Those households with lower incomes were losing out by, on average, around the same amount as richer households. This means that the proportion of income lost by lower income households, under these changes, would, in fact, be much larger than the proportion of income lost by higher earners.
According to the IFS, the absolute income poverty (those who fall below the 60% median household income) rate of women aged between 60 and 62 years old (now under the state pension age), increased by 6.4 percentage points, because of these reductions in income.
However, the IFS also found that this increased risk of poverty didn’t persist beyond the point when state pension age is reached.
No evidence was found to suggest that the state pension age increasing would, in turn, increase the probability of women reporting that they were being deprived of important material items. The report said that this may be because they had “smoothed out their consumption”.
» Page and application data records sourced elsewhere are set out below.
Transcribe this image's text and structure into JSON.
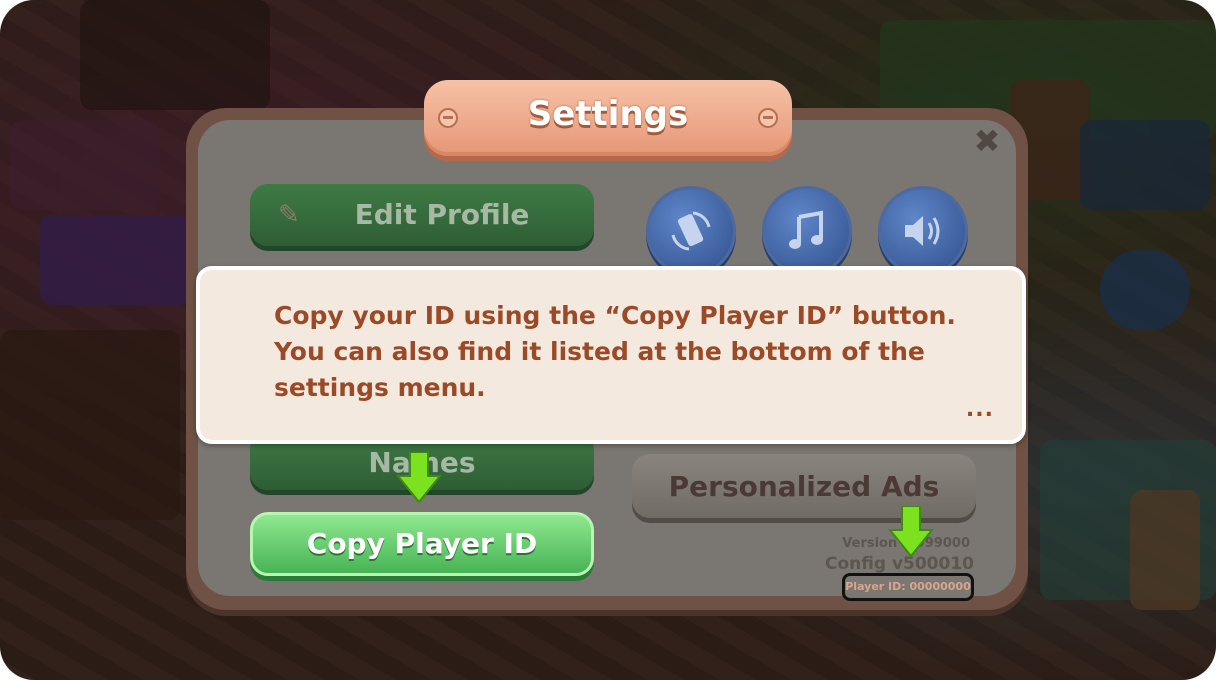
{
  "dialog": {
    "title": "Settings",
    "close_label": "✖"
  },
  "buttons": {
    "edit_profile": "Edit Profile",
    "names": "Names",
    "copy_player_id": "Copy Player ID",
    "personalized_ads": "Personalized Ads"
  },
  "toggles": [
    {
      "name": "rotate",
      "icon": "rotate-phone-icon"
    },
    {
      "name": "music",
      "icon": "music-note-icon"
    },
    {
      "name": "sound",
      "icon": "speaker-icon"
    }
  ],
  "tooltip": {
    "line1": "Copy your ID using the “Copy Player ID” button.",
    "line2": "You can also find it listed at the bottom of the",
    "line3": "settings menu.",
    "more": "..."
  },
  "footer": {
    "version": "Version 4.999000",
    "config": "Config v500010",
    "player_id": "Player ID: 00000000"
  },
  "colors": {
    "accent_green": "#47b456",
    "title_plate": "#e59776",
    "tooltip_text": "#9a4a27",
    "arrow": "#7ce21f"
  }
}
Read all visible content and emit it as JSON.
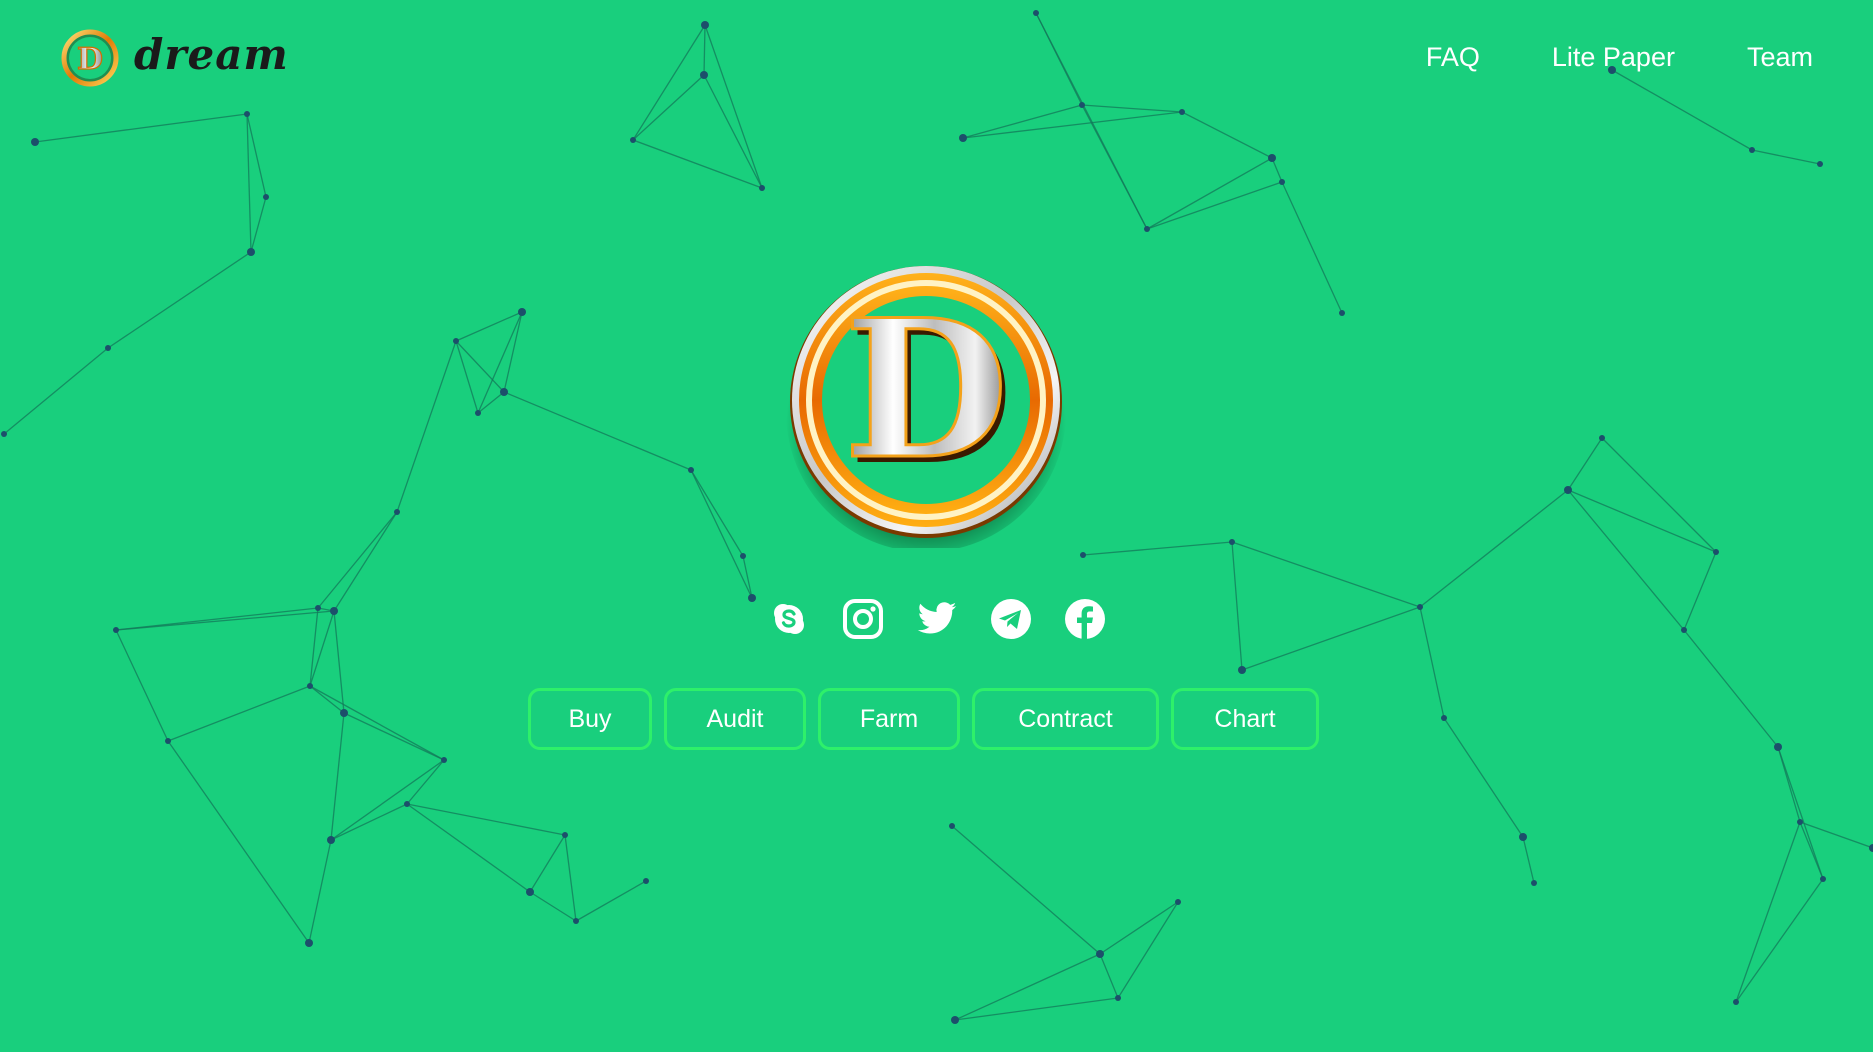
{
  "header": {
    "brand_name": "dream",
    "brand_letter": "D"
  },
  "nav": {
    "items": [
      {
        "label": "FAQ"
      },
      {
        "label": "Lite Paper"
      },
      {
        "label": "Team"
      }
    ]
  },
  "hero": {
    "logo_letter": "D"
  },
  "social": {
    "icons": [
      "skype-icon",
      "instagram-icon",
      "twitter-icon",
      "telegram-icon",
      "facebook-icon"
    ]
  },
  "actions": {
    "buy_label": "Buy",
    "audit_label": "Audit",
    "farm_label": "Farm",
    "contract_label": "Contract",
    "chart_label": "Chart"
  },
  "colors": {
    "background": "#19cf7d",
    "button_border": "#2ef06a",
    "network_line": "#13785a",
    "network_node": "#1d4f6b",
    "logo_ring": "#f3a012"
  }
}
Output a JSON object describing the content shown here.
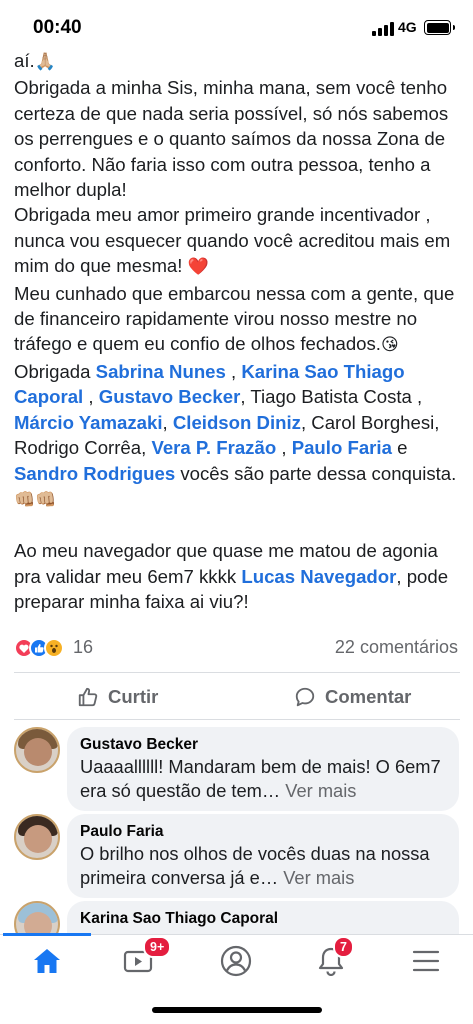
{
  "status_bar": {
    "time": "00:40",
    "network": "4G"
  },
  "post": {
    "paragraphs": [
      [
        {
          "t": "aí."
        },
        {
          "t": "🙏🏼",
          "emoji": true
        }
      ],
      [
        {
          "t": "Obrigada a minha Sis, minha mana, sem você tenho certeza de que nada seria possível, só nós sabemos os perrengues e o quanto saímos da nossa Zona de conforto. Não faria isso com outra pessoa, tenho a melhor dupla!"
        }
      ],
      [
        {
          "t": "Obrigada meu amor primeiro grande incentivador , nunca vou esquecer quando você acreditou mais em mim do que mesma! "
        },
        {
          "t": "❤️",
          "emoji": true,
          "heart": true
        }
      ],
      [
        {
          "t": "Meu cunhado que embarcou nessa com a gente, que de financeiro rapidamente virou nosso mestre no tráfego e quem eu confio de olhos fechados."
        },
        {
          "t": "😘",
          "emoji": true
        }
      ],
      [
        {
          "t": "Obrigada "
        },
        {
          "t": "Sabrina Nunes",
          "mention": true
        },
        {
          "t": " , "
        },
        {
          "t": "Karina Sao Thiago Caporal",
          "mention": true
        },
        {
          "t": " , "
        },
        {
          "t": "Gustavo Becker",
          "mention": true
        },
        {
          "t": ", Tiago Batista Costa  , "
        },
        {
          "t": "Márcio Yamazaki",
          "mention": true
        },
        {
          "t": ", "
        },
        {
          "t": "Cleidson Diniz",
          "mention": true
        },
        {
          "t": ",  Carol Borghesi, Rodrigo Corrêa, "
        },
        {
          "t": "Vera P. Frazão",
          "mention": true
        },
        {
          "t": " , "
        },
        {
          "t": "Paulo Faria",
          "mention": true
        },
        {
          "t": " e "
        },
        {
          "t": "Sandro Rodrigues",
          "mention": true
        },
        {
          "t": " vocês são parte dessa conquista."
        },
        {
          "t": "👊🏼👊🏼",
          "emoji": true
        }
      ],
      [],
      [
        {
          "t": "Ao meu navegador que quase me matou de agonia pra validar meu 6em7 kkkk "
        },
        {
          "t": "Lucas Navegador",
          "mention": true
        },
        {
          "t": ", pode preparar minha faixa ai viu?!"
        }
      ]
    ]
  },
  "reactions": {
    "count": "16",
    "comments_label": "22 comentários"
  },
  "actions": {
    "like_label": "Curtir",
    "comment_label": "Comentar"
  },
  "comments": [
    {
      "name": "Gustavo Becker",
      "text": "Uaaaallllll! Mandaram bem de mais! O 6em7 era só questão de tem…",
      "see_more": "Ver mais"
    },
    {
      "name": "Paulo Faria",
      "text": "O brilho nos olhos de vocês duas na nossa primeira conversa já e…",
      "see_more": "Ver mais"
    },
    {
      "name": "Karina Sao Thiago Caporal",
      "text": "",
      "see_more": ""
    }
  ],
  "tabbar": {
    "items": [
      "home-icon",
      "video-icon",
      "profile-icon",
      "notifications-icon",
      "menu-icon"
    ],
    "video_badge": "9+",
    "notifications_badge": "7",
    "active_color": "#1877f2"
  }
}
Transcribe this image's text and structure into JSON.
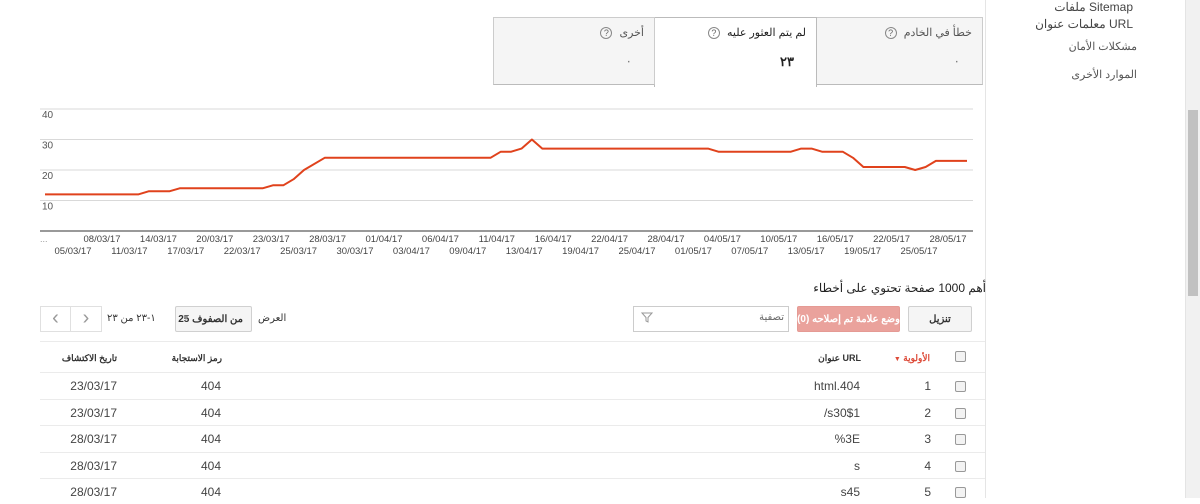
{
  "sidebar": {
    "items": [
      {
        "label": "ملفات Sitemap"
      },
      {
        "label": "معلمات عنوان URL"
      },
      {
        "label": "مشكلات الأمان"
      },
      {
        "label": "الموارد الأخرى"
      }
    ]
  },
  "tabs": [
    {
      "label": "خطأ في الخادم",
      "value": "٠",
      "selected": false
    },
    {
      "label": "لم يتم العثور عليه",
      "value": "٢٣",
      "selected": true
    },
    {
      "label": "أخرى",
      "value": "٠",
      "selected": false
    }
  ],
  "help_glyph": "?",
  "chart_data": {
    "type": "line",
    "color": "#e0421c",
    "ylim": [
      0,
      40
    ],
    "yticks": [
      "10",
      "20",
      "30",
      "40"
    ],
    "grid": true,
    "x_ellipsis": "...",
    "xticks_top": [
      "08/03/17",
      "14/03/17",
      "20/03/17",
      "23/03/17",
      "28/03/17",
      "01/04/17",
      "06/04/17",
      "11/04/17",
      "16/04/17",
      "22/04/17",
      "28/04/17",
      "04/05/17",
      "10/05/17",
      "16/05/17",
      "22/05/17",
      "28/05/17"
    ],
    "xticks_bottom": [
      "05/03/17",
      "11/03/17",
      "17/03/17",
      "22/03/17",
      "25/03/17",
      "30/03/17",
      "03/04/17",
      "09/04/17",
      "13/04/17",
      "19/04/17",
      "25/04/17",
      "01/05/17",
      "07/05/17",
      "13/05/17",
      "19/05/17",
      "25/05/17"
    ],
    "points": [
      {
        "date": "03/03/17",
        "value": 12
      },
      {
        "date": "12/03/17",
        "value": 12
      },
      {
        "date": "13/03/17",
        "value": 13
      },
      {
        "date": "15/03/17",
        "value": 13
      },
      {
        "date": "16/03/17",
        "value": 14
      },
      {
        "date": "24/03/17",
        "value": 14
      },
      {
        "date": "25/03/17",
        "value": 15
      },
      {
        "date": "26/03/17",
        "value": 15
      },
      {
        "date": "27/03/17",
        "value": 17
      },
      {
        "date": "28/03/17",
        "value": 20
      },
      {
        "date": "30/03/17",
        "value": 24
      },
      {
        "date": "15/04/17",
        "value": 24
      },
      {
        "date": "16/04/17",
        "value": 26
      },
      {
        "date": "17/04/17",
        "value": 26
      },
      {
        "date": "18/04/17",
        "value": 27
      },
      {
        "date": "19/04/17",
        "value": 30
      },
      {
        "date": "20/04/17",
        "value": 27
      },
      {
        "date": "06/05/17",
        "value": 27
      },
      {
        "date": "07/05/17",
        "value": 26
      },
      {
        "date": "14/05/17",
        "value": 26
      },
      {
        "date": "15/05/17",
        "value": 27
      },
      {
        "date": "16/05/17",
        "value": 27
      },
      {
        "date": "17/05/17",
        "value": 26
      },
      {
        "date": "19/05/17",
        "value": 26
      },
      {
        "date": "20/05/17",
        "value": 24
      },
      {
        "date": "21/05/17",
        "value": 21
      },
      {
        "date": "25/05/17",
        "value": 21
      },
      {
        "date": "26/05/17",
        "value": 20
      },
      {
        "date": "27/05/17",
        "value": 21
      },
      {
        "date": "28/05/17",
        "value": 23
      },
      {
        "date": "31/05/17",
        "value": 23
      }
    ]
  },
  "list_title": "أهم 1000 صفحة تحتوي على أخطاء",
  "toolbar": {
    "download_label": "تنزيل",
    "mark_fixed_label": "وضع علامة تم إصلاحه (0)",
    "filter_placeholder": "تصفية",
    "show_label": "العرض",
    "rows_select_value": "25 من الصفوف",
    "range_text": "١-٢٣ من ٢٣",
    "prev": "‹",
    "next": "›"
  },
  "table": {
    "headers": {
      "priority": "الأولوية",
      "url": "عنوان URL",
      "response_code": "رمز الاستجابة",
      "detected": "تاريخ الاكتشاف"
    },
    "rows": [
      {
        "priority": "1",
        "url": "html.404",
        "response_code": "404",
        "detected": "23/03/17"
      },
      {
        "priority": "2",
        "url": "/s30$1",
        "response_code": "404",
        "detected": "23/03/17"
      },
      {
        "priority": "3",
        "url": "%3E",
        "response_code": "404",
        "detected": "28/03/17"
      },
      {
        "priority": "4",
        "url": "s",
        "response_code": "404",
        "detected": "28/03/17"
      },
      {
        "priority": "5",
        "url": "s45",
        "response_code": "404",
        "detected": "28/03/17"
      }
    ]
  }
}
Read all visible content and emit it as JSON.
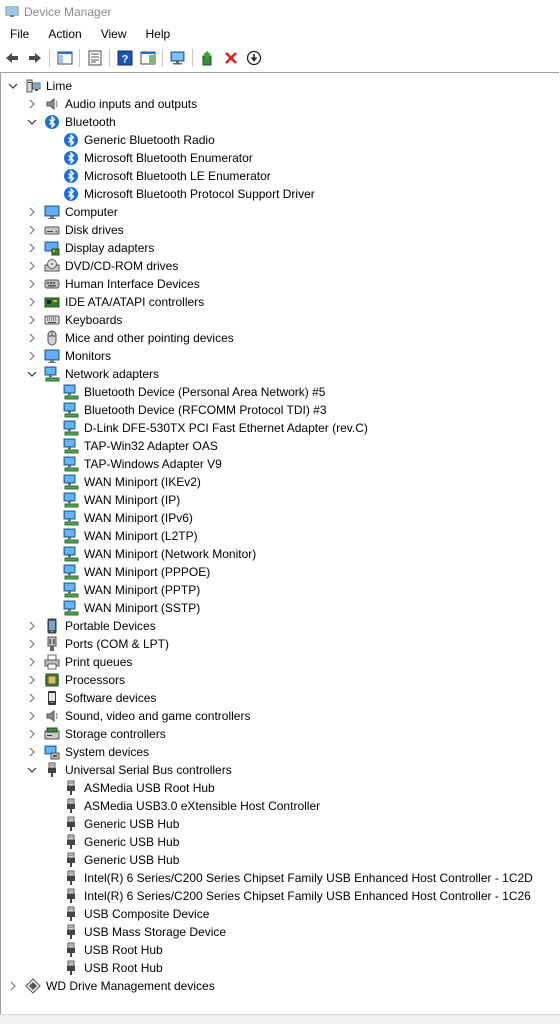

According to Jonathan Cribb, IFS senior research economist and the author of the report:
“The tax and benefit system is much more generous to those above the state pension age than those below it. So, while increasing the state pension age is a coherent response to the public finance challenge posed by rising longevity it does place a further pressure on household budgets.”
He went on to say that while the increased state pension age was boosting employment (and therefore earnings) of the women who have been affected, this would only partially offset reduced incomes from state pensions and other benefits.
According to an article in The Independent, some have criticised the way the government has managed the reforms, with Women Against State Pension Inequality (Waspi) Director, Jane Cowley, saying that women are yet again paying the price for the government’s pension reforms.
A spokesperson for the Department for Work and Pensions reportedly said:
“The decision to equalise and increase the state pension age is both fair and sustainable for future generations and in line with continuing rises in life expectancy. Women retiring today can still expect to receive the state pension for over 24.5 years on average – which is more than any generation before them and several years longer than men.”
“By 2030, more than three million women stand to gain an average of £550 extra per year as a result of the new state pension.”
What age will I be able to get my state pension?
For the last few years, the government has been working towards women and men drawing their pensions at the same age.
Now, men can claim their state pension at 65 years old, whereas women only need to wait until they are 63.
Over the next few years, the age that people can access their state pensions will rise. In 2020, women and men will have to wait to claim their state pensions until age 66. By 2028, this will rise to 67 years old and then eventually, the age will rise to 68 for both men and women.